EXERCISE BRIEF -> Keep the wording of the records intact as you retype them, and omit every image.

Page and application data records
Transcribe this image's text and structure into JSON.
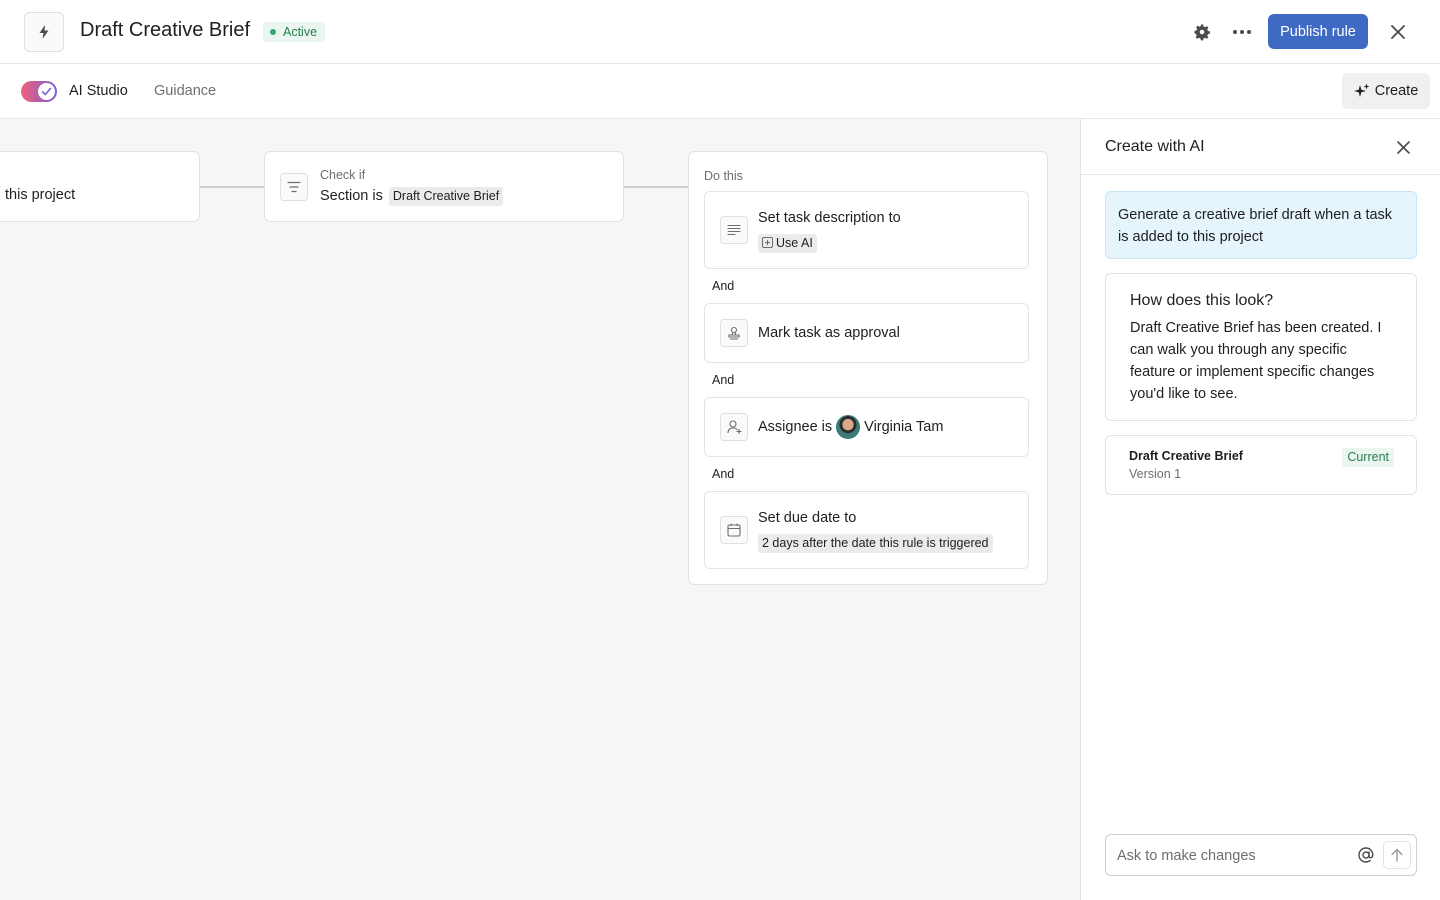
{
  "header": {
    "title": "Draft Creative Brief",
    "status": "Active",
    "publish_label": "Publish rule"
  },
  "subbar": {
    "ai_studio_label": "AI Studio",
    "guidance_label": "Guidance",
    "create_label": "Create"
  },
  "canvas": {
    "trigger_text": "this project",
    "condition": {
      "label": "Check if",
      "text": "Section is",
      "chip": "Draft Creative Brief"
    },
    "actions_label": "Do this",
    "and_label": "And",
    "actions": [
      {
        "title": "Set task description to",
        "chip": "Use AI",
        "icon": "text-lines-icon"
      },
      {
        "title": "Mark task as approval",
        "icon": "approval-stamp-icon"
      },
      {
        "title": "Assignee is",
        "person": "Virginia Tam",
        "icon": "add-person-icon"
      },
      {
        "title": "Set due date to",
        "chip": "2 days after the date this rule is triggered",
        "icon": "calendar-icon"
      }
    ]
  },
  "panel": {
    "title": "Create with AI",
    "prompt": "Generate a creative brief draft when a task is added to this project",
    "reply_title": "How does this look?",
    "reply_body": "Draft Creative Brief has been created. I can walk you through any specific feature or implement specific changes you'd like to see.",
    "version_name": "Draft Creative Brief",
    "version_number": "Version 1",
    "version_badge": "Current",
    "input_placeholder": "Ask to make changes"
  },
  "colors": {
    "primary_button": "#3f6ac4",
    "active_green": "#2a7d50",
    "prompt_bg": "#e6f4fb",
    "canvas_bg": "#f6f6f6"
  }
}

TASK RESULT ->
Transcribe this image's text and structure into JSON.
{
  "header": {
    "title": "Draft Creative Brief",
    "status": "Active",
    "publish_label": "Publish rule"
  },
  "subbar": {
    "ai_studio_label": "AI Studio",
    "guidance_label": "Guidance",
    "create_label": "Create"
  },
  "canvas": {
    "trigger_text": "this project",
    "condition": {
      "label": "Check if",
      "text": "Section is",
      "chip": "Draft Creative Brief"
    },
    "actions_label": "Do this",
    "and_label": "And",
    "actions": [
      {
        "title": "Set task description to",
        "chip": "Use AI",
        "icon": "text-lines-icon"
      },
      {
        "title": "Mark task as approval",
        "icon": "approval-stamp-icon"
      },
      {
        "title": "Assignee is",
        "person": "Virginia Tam",
        "icon": "add-person-icon"
      },
      {
        "title": "Set due date to",
        "chip": "2 days after the date this rule is triggered",
        "icon": "calendar-icon"
      }
    ]
  },
  "panel": {
    "title": "Create with AI",
    "prompt": "Generate a creative brief draft when a task is added to this project",
    "reply_title": "How does this look?",
    "reply_body": "Draft Creative Brief has been created. I can walk you through any specific feature or implement specific changes you'd like to see.",
    "version_name": "Draft Creative Brief",
    "version_number": "Version 1",
    "version_badge": "Current",
    "input_placeholder": "Ask to make changes"
  },
  "colors": {
    "primary_button": "#3f6ac4",
    "active_green": "#2a7d50",
    "prompt_bg": "#e6f4fb",
    "canvas_bg": "#f6f6f6"
  }
}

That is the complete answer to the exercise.